  34. Contingency Management • A technique employing the systematic delivery of positive reinforcement for desired behaviors. In the treatment of methamphetamine dependence, vouchers or prizes can be “earned” for submission of methamphetamine-free urine samples.

  35. 12-Step Facilitation Therapy • “The therapist acts as a resource and advocate of the 12-Step approach to recovery”: • Explains the AA view of alcoholism, analyzes slips and resistance to AA in terms of disease of alcoholism and denial. • Introduces AA-Steps and concepts by applying these to patient history • Advocates Reliance on fellowship of AA and its role in ongoing recovery • 12 sessions 1:1

  36. 12-Step Facilitation Therapy • 12-step Facilitation Manual can be downloaded from the NIAAA web site • Book: 12-Step Facilitation Handbook, by Nowitzki and Baker

  37. Matrix Model in Treatment of Methamphetamine Dependence • Design:The study was conducted as an eight-site randomized clinical trial. • Method: 978 treatment-seeking, MA-dependent persons were randomly assigned to receive either TAU at each site, or a manualized 16-week treatment (Matrix Model) for their MA dependence. • Results:Analyses of study data indicate that in the overall sample, and in the majority of sites, those who were assigned to Matrix treatment attended more clinical sessions, stayed in treatment longer, provided more MA-free urine samples during the treatment period, and had longer periods of MA abstinence than those assigned to receive TAU. Measures of drug use and functioning collected at treatment discharge and 6 months post-admission indicate significant improvement by participants in all sites and conditions when compared to baseline levels, but the superiority of the Matrix approach did not persist at these two time points. • Conclusions:Study results demonstrate a significant initial step in documenting the efficacy of the Matrix approach. Although the superiority of the Matrix approach over TAU was not maintained at the posttreatment time points, the in-treatment benefit is an important demonstration of empirical support for this psychosocial treatment approach. • Rawson, R et al Addiction vol 99, 2004

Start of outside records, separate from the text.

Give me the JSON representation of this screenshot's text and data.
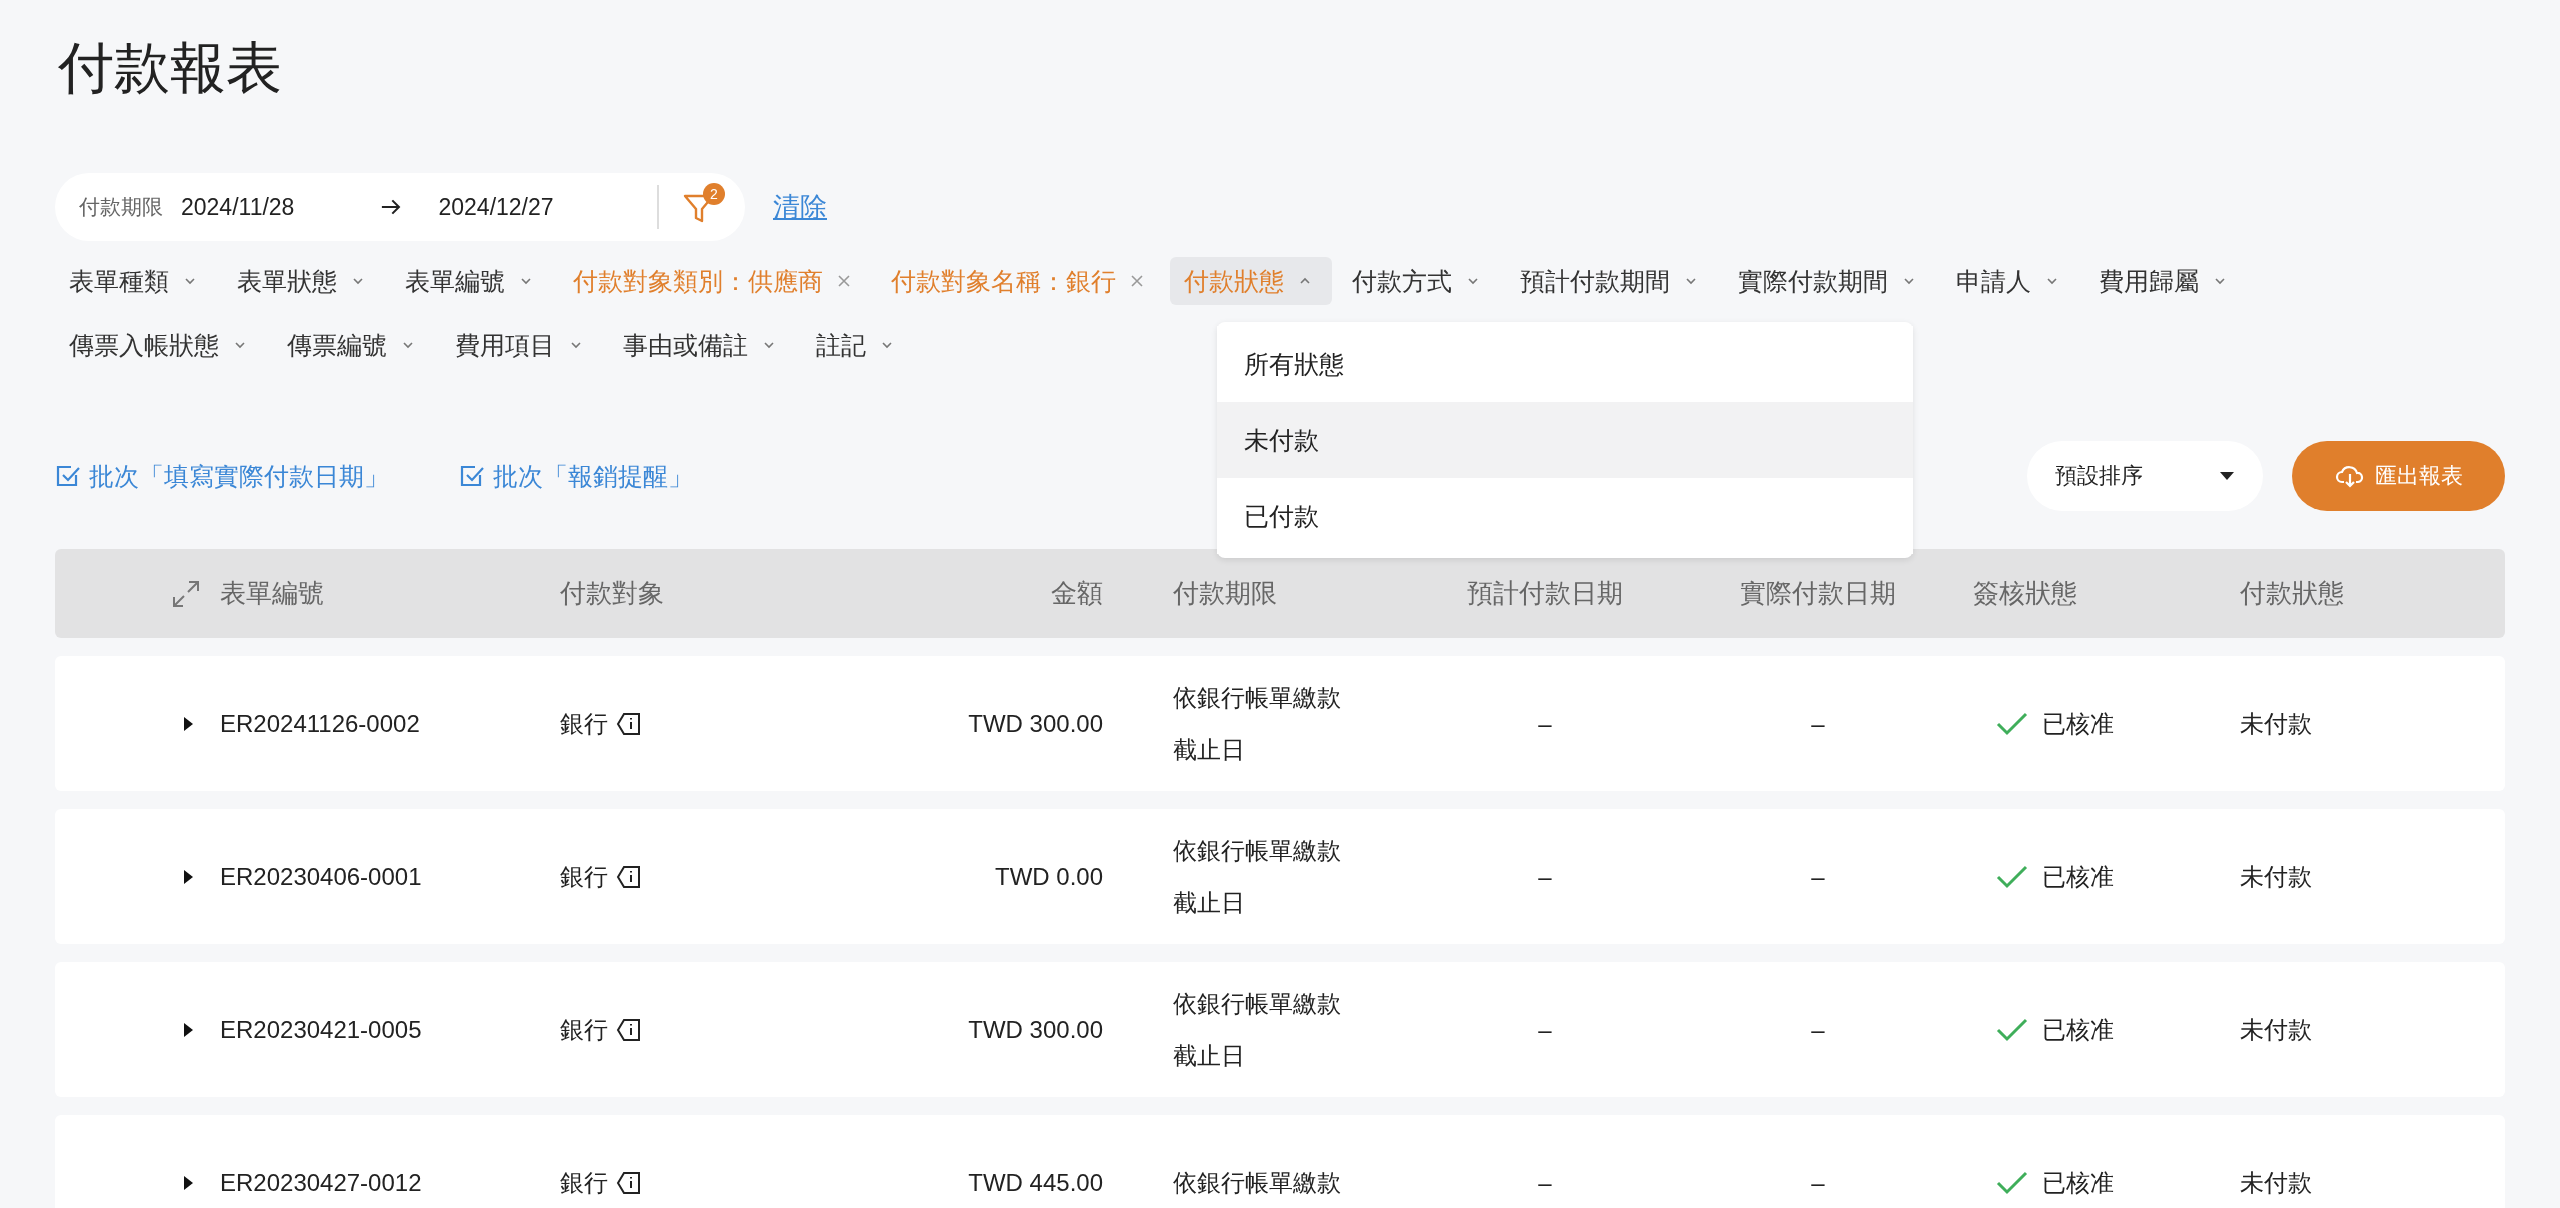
{
  "title": "付款報表",
  "date_filter": {
    "label": "付款期限",
    "from": "2024/11/28",
    "to": "2024/12/27",
    "filter_count": "2",
    "clear": "清除"
  },
  "filters": [
    {
      "label": "表單種類",
      "applied": false,
      "expanded": false
    },
    {
      "label": "表單狀態",
      "applied": false,
      "expanded": false
    },
    {
      "label": "表單編號",
      "applied": false,
      "expanded": false
    },
    {
      "label": "付款對象類別：供應商",
      "applied": true,
      "expanded": false
    },
    {
      "label": "付款對象名稱：銀行",
      "applied": true,
      "expanded": false
    },
    {
      "label": "付款狀態",
      "applied": false,
      "expanded": true
    },
    {
      "label": "付款方式",
      "applied": false,
      "expanded": false
    },
    {
      "label": "預計付款期間",
      "applied": false,
      "expanded": false
    },
    {
      "label": "實際付款期間",
      "applied": false,
      "expanded": false
    },
    {
      "label": "申請人",
      "applied": false,
      "expanded": false
    },
    {
      "label": "費用歸屬",
      "applied": false,
      "expanded": false
    },
    {
      "label": "傳票入帳狀態",
      "applied": false,
      "expanded": false
    },
    {
      "label": "傳票編號",
      "applied": false,
      "expanded": false
    },
    {
      "label": "費用項目",
      "applied": false,
      "expanded": false
    },
    {
      "label": "事由或備註",
      "applied": false,
      "expanded": false
    },
    {
      "label": "註記",
      "applied": false,
      "expanded": false
    }
  ],
  "status_menu": [
    {
      "label": "所有狀態",
      "highlighted": false
    },
    {
      "label": "未付款",
      "highlighted": true
    },
    {
      "label": "已付款",
      "highlighted": false
    }
  ],
  "batch_actions": [
    "批次「填寫實際付款日期」",
    "批次「報銷提醒」"
  ],
  "sort": {
    "value": "預設排序"
  },
  "export_button": "匯出報表",
  "table": {
    "columns": [
      "表單編號",
      "付款對象",
      "金額",
      "付款期限",
      "預計付款日期",
      "實際付款日期",
      "簽核狀態",
      "付款狀態"
    ],
    "rows": [
      {
        "expanded": false,
        "id": "ER20241126-0002",
        "payee": "銀行",
        "amount": "TWD 300.00",
        "deadline": [
          "依銀行帳單繳款",
          "截止日"
        ],
        "planned": "–",
        "actual": "–",
        "approval": {
          "approved": true,
          "text": "已核准"
        },
        "payment": "未付款"
      },
      {
        "expanded": false,
        "id": "ER20230406-0001",
        "payee": "銀行",
        "amount": "TWD 0.00",
        "deadline": [
          "依銀行帳單繳款",
          "截止日"
        ],
        "planned": "–",
        "actual": "–",
        "approval": {
          "approved": true,
          "text": "已核准"
        },
        "payment": "未付款"
      },
      {
        "expanded": false,
        "id": "ER20230421-0005",
        "payee": "銀行",
        "amount": "TWD 300.00",
        "deadline": [
          "依銀行帳單繳款",
          "截止日"
        ],
        "planned": "–",
        "actual": "–",
        "approval": {
          "approved": true,
          "text": "已核准"
        },
        "payment": "未付款"
      },
      {
        "expanded": false,
        "id": "ER20230427-0012",
        "payee": "銀行",
        "amount": "TWD 445.00",
        "deadline": [
          "依銀行帳單繳款"
        ],
        "planned": "–",
        "actual": "–",
        "approval": {
          "approved": true,
          "text": "已核准"
        },
        "payment": "未付款"
      }
    ]
  }
}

  38. Matrix Model • Is a manualized, 16-week, non-residential, psychosocial approach used for the treatment of drug dependence. • Designed to integrate several interventions into a comprehensive approach. Elements include: • Individual counseling • Cognitive behavioral therapy • Motivational interviewing • Family education groups • Urine testing • Participation in 12-step programs

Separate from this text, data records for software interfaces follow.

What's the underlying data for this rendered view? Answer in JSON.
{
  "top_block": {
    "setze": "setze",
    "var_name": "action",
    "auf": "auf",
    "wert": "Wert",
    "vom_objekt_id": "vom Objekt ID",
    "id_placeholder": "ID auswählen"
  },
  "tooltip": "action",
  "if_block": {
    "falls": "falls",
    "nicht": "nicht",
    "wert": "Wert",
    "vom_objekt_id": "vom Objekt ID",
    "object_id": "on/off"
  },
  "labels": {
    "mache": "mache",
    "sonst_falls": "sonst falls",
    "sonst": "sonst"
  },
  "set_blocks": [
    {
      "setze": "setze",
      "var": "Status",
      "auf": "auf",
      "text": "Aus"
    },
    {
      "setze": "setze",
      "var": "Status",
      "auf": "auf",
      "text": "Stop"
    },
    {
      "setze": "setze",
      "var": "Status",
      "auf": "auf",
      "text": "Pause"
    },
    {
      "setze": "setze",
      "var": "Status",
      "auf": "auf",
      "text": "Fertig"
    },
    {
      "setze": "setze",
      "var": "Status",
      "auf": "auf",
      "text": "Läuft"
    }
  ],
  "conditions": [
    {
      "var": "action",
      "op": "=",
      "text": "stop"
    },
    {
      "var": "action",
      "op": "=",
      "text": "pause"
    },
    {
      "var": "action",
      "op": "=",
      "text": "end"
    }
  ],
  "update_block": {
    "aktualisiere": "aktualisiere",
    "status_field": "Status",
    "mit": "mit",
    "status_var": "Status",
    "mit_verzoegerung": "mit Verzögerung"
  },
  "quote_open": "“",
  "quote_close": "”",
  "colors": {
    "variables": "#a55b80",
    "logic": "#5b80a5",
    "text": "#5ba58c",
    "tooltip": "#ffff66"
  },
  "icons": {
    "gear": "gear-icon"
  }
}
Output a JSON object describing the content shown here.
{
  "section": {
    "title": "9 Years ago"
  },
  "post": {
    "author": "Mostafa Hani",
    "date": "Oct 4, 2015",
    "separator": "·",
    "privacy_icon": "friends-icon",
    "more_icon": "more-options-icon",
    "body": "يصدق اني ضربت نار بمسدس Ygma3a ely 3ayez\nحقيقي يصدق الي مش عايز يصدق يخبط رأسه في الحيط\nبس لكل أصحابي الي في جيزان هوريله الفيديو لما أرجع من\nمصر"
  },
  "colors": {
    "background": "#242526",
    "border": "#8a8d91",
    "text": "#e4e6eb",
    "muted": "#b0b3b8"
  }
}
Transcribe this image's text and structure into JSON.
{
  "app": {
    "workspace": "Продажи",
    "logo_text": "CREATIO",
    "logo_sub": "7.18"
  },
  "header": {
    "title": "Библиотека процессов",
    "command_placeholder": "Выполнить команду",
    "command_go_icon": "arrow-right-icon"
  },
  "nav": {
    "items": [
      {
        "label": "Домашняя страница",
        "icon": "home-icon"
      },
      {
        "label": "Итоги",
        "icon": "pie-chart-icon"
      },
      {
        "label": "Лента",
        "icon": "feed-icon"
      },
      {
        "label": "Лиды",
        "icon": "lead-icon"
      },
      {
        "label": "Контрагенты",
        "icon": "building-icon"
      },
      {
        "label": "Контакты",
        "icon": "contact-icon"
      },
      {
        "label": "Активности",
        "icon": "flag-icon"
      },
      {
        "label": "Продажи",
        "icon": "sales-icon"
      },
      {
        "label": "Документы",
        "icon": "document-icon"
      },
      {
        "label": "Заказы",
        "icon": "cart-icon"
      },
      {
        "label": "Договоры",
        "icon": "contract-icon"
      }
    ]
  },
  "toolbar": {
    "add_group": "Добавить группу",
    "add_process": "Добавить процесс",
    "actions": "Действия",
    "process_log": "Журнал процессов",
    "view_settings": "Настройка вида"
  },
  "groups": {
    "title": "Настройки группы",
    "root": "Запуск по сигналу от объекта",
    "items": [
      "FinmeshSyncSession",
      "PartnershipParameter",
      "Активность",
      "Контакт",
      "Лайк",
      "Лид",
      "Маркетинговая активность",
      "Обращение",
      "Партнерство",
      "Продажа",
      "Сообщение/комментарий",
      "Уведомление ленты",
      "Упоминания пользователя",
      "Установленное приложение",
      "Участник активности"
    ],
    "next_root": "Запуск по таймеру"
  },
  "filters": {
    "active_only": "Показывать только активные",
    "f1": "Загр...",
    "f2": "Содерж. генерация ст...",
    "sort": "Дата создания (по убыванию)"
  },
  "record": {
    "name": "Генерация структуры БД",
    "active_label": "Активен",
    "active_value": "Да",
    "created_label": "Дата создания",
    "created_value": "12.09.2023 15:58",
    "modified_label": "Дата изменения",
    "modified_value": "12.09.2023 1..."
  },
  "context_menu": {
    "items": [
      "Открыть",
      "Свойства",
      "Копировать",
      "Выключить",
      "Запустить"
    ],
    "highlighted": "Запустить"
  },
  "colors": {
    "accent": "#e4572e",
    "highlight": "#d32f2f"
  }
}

  39. Days of Methamphetamine Use in Past 30 (ASI) Possible is 0-30; tpaired=20.90; p-value<0.000 (highly sig.)

  40. Mean Number of Weeks in Treatment

  41. Mean Number of UA’s that were MA-free during treatment

  42. Urinalysis Results • Results of Ua Tests at Discharge, 6 months and 12 Months post admission ** • Matrix GroupTAU Group D/C: 66% MA-free 65% MA-free 6 Ms: 69% MA-free 67% MA-free 12 Ms: 59% MA-free 55% MA-free **Over 80% follow up rate in both groups at all points

  43. Predictors of In-treatment Performance and Post-Treatment Outcomes in a Methamphetamine-Dependent Adults

  44. Analyses In-Treatment: • Immediate Drop Out (within 2 wks) • Drop Out (within 30 days) • Retention (weeks) • Retention (stayed for 90+ days) • Abstinence during Treatment • Continued abstinence (3 consecutive clean UAs) • Treatment Completion Post-Treatment: • Methamphetamine Use/Abstinence

  45. Predictors of Long-Term Abstinence Predictors of no MA use at treatment discharge, and at the 6- and 12-mos follow-ups includes: • MA use of < 15 days at baseline, • Lifetime MA use of < 2 years • No previous drug abuse treatment • Providing 3 consecutive MA-free UAs during treatment